Upoming Celestial Events
Venus spends the rest of 2009 shining in the morning sky, showing a growing gibbous face and passing beyond the Sun on January 11. Coming up - the first transit when it passes across the Sun since 2004, and the last for another century, happening in 2012.Mars has emerged from behind the sun as the Earth continues to pull ahead toward the sort-of-close approach in January of 2010.
Eclipse information (past and future) may be found at Fred Espenak's eclipse site at NASA Goddard. The next eclipse evisible from Alabama will be the partial lunar eclipse in the predawn hours of June 26, 2010. Looking farther ahead, a total eclipse path crosses eastern Tennessee and the northeast corner of Georgia on August 21, 2017. Tuscaloosa will be in the path of totality on August 12, 2045, so book your rooms now!
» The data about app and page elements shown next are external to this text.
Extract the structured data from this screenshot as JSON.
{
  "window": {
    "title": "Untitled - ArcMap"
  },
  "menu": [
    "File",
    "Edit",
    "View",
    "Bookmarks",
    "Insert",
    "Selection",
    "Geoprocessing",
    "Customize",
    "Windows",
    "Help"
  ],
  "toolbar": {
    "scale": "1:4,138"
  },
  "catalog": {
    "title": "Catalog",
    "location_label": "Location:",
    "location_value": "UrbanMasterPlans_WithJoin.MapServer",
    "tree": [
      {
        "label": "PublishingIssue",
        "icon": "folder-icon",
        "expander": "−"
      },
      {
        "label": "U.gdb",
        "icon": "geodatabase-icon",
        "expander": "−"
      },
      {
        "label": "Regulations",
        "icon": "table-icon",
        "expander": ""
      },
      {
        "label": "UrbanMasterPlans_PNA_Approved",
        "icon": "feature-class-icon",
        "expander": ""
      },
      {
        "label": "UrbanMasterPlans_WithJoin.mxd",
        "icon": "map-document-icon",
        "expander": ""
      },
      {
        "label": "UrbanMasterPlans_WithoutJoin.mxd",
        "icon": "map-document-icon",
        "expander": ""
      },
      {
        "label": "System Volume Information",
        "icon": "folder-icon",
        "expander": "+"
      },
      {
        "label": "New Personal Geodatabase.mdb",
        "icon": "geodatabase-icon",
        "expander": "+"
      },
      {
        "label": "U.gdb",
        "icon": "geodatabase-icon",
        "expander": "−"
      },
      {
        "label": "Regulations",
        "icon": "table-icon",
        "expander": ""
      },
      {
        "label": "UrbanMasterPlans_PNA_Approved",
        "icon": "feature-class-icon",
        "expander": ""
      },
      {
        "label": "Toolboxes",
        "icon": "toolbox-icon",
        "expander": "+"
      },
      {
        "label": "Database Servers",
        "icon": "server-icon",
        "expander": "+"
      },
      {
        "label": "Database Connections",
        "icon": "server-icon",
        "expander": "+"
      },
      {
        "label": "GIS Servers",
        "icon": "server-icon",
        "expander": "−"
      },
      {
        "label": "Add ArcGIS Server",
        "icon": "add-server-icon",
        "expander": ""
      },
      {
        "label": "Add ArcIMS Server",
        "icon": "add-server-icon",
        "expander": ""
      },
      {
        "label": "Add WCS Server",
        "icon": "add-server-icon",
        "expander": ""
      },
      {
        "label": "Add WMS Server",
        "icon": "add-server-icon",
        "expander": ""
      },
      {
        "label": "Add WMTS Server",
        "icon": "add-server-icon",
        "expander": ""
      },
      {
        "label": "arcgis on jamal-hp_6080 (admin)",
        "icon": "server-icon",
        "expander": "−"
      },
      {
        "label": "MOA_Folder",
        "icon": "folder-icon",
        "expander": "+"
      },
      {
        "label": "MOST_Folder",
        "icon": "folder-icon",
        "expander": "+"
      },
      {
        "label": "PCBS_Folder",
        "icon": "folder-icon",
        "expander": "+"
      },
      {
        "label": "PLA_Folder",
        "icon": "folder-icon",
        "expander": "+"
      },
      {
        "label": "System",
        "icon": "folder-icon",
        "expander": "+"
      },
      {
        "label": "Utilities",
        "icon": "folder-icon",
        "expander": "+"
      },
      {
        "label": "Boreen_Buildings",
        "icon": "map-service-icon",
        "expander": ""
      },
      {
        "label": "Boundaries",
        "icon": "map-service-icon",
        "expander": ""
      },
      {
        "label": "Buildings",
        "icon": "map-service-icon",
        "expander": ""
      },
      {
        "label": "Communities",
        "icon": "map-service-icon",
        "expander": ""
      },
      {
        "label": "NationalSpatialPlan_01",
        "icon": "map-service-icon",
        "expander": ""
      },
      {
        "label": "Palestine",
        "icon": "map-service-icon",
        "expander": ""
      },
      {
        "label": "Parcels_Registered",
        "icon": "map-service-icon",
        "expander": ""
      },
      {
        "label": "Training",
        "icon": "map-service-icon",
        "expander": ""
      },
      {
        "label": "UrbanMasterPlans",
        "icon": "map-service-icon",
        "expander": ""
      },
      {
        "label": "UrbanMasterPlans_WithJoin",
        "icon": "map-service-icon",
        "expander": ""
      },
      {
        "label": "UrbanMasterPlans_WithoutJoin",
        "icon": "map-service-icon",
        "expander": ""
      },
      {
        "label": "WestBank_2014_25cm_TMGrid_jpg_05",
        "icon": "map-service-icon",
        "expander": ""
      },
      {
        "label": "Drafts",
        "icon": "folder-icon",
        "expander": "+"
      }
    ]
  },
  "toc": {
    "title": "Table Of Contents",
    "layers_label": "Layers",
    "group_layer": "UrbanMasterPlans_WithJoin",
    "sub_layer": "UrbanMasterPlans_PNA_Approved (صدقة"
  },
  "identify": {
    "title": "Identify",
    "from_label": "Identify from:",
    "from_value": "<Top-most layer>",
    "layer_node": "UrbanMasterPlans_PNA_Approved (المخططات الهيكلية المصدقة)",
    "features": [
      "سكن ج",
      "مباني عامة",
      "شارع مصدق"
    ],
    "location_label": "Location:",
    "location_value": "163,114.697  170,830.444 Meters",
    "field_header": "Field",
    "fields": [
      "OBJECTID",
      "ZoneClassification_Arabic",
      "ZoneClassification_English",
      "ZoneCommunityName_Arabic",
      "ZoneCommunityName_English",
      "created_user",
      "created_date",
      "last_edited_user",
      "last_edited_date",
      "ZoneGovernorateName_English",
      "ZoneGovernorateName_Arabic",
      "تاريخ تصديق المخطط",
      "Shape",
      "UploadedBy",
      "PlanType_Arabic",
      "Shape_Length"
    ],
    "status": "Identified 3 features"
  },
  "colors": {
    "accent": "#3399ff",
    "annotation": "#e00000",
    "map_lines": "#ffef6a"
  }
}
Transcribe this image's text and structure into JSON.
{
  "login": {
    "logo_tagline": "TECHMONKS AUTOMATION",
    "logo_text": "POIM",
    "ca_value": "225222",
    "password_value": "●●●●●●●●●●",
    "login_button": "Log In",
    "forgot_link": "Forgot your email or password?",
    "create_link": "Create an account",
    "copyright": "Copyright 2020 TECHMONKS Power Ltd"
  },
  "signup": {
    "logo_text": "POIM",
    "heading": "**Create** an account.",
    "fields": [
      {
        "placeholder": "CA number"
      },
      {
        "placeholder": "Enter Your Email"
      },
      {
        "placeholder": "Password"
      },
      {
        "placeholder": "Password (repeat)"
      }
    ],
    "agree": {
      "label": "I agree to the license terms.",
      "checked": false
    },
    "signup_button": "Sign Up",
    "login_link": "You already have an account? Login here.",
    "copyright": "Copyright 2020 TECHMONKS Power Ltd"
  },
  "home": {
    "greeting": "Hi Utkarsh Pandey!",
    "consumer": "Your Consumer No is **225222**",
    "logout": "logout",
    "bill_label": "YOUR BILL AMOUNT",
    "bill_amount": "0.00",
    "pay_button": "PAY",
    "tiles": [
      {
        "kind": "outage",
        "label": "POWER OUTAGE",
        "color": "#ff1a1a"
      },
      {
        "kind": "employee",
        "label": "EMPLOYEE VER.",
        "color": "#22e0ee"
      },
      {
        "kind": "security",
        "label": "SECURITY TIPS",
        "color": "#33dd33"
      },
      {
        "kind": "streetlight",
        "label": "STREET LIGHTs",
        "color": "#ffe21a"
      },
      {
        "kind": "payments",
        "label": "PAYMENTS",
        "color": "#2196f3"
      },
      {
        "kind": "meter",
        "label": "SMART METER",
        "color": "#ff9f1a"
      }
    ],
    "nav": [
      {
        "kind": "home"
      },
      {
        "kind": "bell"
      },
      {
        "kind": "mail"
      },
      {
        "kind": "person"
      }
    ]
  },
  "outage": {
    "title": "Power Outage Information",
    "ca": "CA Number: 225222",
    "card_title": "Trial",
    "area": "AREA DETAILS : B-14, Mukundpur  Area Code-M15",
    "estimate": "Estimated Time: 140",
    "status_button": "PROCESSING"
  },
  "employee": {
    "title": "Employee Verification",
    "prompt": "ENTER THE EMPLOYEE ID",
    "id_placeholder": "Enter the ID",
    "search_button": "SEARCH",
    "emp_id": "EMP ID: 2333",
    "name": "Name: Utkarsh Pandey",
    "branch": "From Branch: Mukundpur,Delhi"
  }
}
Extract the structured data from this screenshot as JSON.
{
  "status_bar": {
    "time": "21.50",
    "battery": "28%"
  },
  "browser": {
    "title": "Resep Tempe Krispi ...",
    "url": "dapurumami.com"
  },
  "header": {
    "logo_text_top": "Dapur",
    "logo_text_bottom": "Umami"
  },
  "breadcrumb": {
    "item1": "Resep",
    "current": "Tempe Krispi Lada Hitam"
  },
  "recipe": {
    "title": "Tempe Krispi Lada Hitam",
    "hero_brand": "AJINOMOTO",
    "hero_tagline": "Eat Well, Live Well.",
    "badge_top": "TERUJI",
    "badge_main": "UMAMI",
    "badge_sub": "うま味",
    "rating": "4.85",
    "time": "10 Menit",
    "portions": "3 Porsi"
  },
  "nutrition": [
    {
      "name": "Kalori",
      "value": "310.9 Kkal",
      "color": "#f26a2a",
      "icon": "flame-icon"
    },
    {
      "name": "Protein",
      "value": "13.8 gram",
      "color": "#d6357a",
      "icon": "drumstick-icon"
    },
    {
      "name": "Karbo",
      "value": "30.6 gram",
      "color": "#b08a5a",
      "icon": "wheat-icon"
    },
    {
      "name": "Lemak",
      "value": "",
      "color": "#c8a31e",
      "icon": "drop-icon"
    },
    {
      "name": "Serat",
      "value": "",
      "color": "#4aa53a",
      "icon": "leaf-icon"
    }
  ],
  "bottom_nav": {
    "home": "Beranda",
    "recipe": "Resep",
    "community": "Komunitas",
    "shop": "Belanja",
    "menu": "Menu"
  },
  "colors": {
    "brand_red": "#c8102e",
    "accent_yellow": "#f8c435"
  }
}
Mars Odyssey 2001 continues to look for water near the surface of Mars, joined in orbit (on Christmas 2003) by the European Space Agency's Mars Express carrying the (apparently ill-fated) British Beagle-2 lander. For five years now, we have been` receiving a stream of spectacular results from NASA's twin Mars Exploration Rover missions, Spirit and Opportunity, searching for evidence of past water on the floor of the crater Gusev, and the high plains at Meridiani. In late 2006 the Mars Reconnaissance Orbiter began its mission of studying the Martian surface at unprecedented resolution (think "Google Mars"). A similarly powerful camera, and other instruments, are now closer at hand in NASA's Lunar Reconnaissance Orbiter, whose early images not only showed the abandoned Apllo descent stages, but in one case the surface churned up by astronauts setitng up equipment. The same booster launched LCROSS, which will impact near the lunar south pole on October 9, part of the search for water frozen in dark crater floors niear the poles./p>
Meanwhile, Cassini finally entered orbit around Saturn in July 2004 after a seven-year trip, and was immediately delivering spectacular information about Saturn, rings, and moons. A mission highlight was the release of the Huygens probe, which sort of plopped onto methane-rich mud on the surface of the giant moon Titan in 2005. Saturn's moons are turning out to be a real zoo, with ice volcanos on Enceladus spewing particles out into space, and the remaining mystery of why Iapetus has black and white hemispheres.
Heading yet deeper into space, the European Space Agency's Rosetta continues toward a rendezvous and sampling of a comet nucleus. NASA just launched the New Horizons probe for a July 2015 flyby of Pluto and its moons. Pluto will probably have recovered from its demotion to a dwarf planet by then and be ready to receive visitors.
Moving inward in the solar system, the MESSENGER probe has just completed two flyby passes of Mercury during a long set of gravitational maneuvers that will eventually drop it into orbit for the first complete mapping of this innermost planet.
And all the action isn't just in exploring the solar system. Hubble, freshly revitalized by the astronauts of STS-125, continues its epic observations of anything we can think of, complemented by the Chandra X-ray observatory in high Earth orbit. 2002 saw the launch of the last of NASA's quartet of "Great Observatories", the infrared-sensitive Spitzer. And on the ground, there are new results pouring in from such places as the Sloan Digital Sky Survey, international Gemini Observatory, and European Very Large Telescope.
More Skywatching Information
A useful listing of upcoming celestial events is sponsored by Sky and Telescope magazine. For predicted visibility of satellites from Tuscaloosa (or anywhere else you care to set), see the Heavens-Above site, which also provides a nice sky map Java applet. The current phase of the Moon is available from the US Naval Observatory, along with positions of the planets. The USNO site also provides data on sun- and moonrise and set times.
email@example.com (Bill Keel)
Last updated: 28 August 2009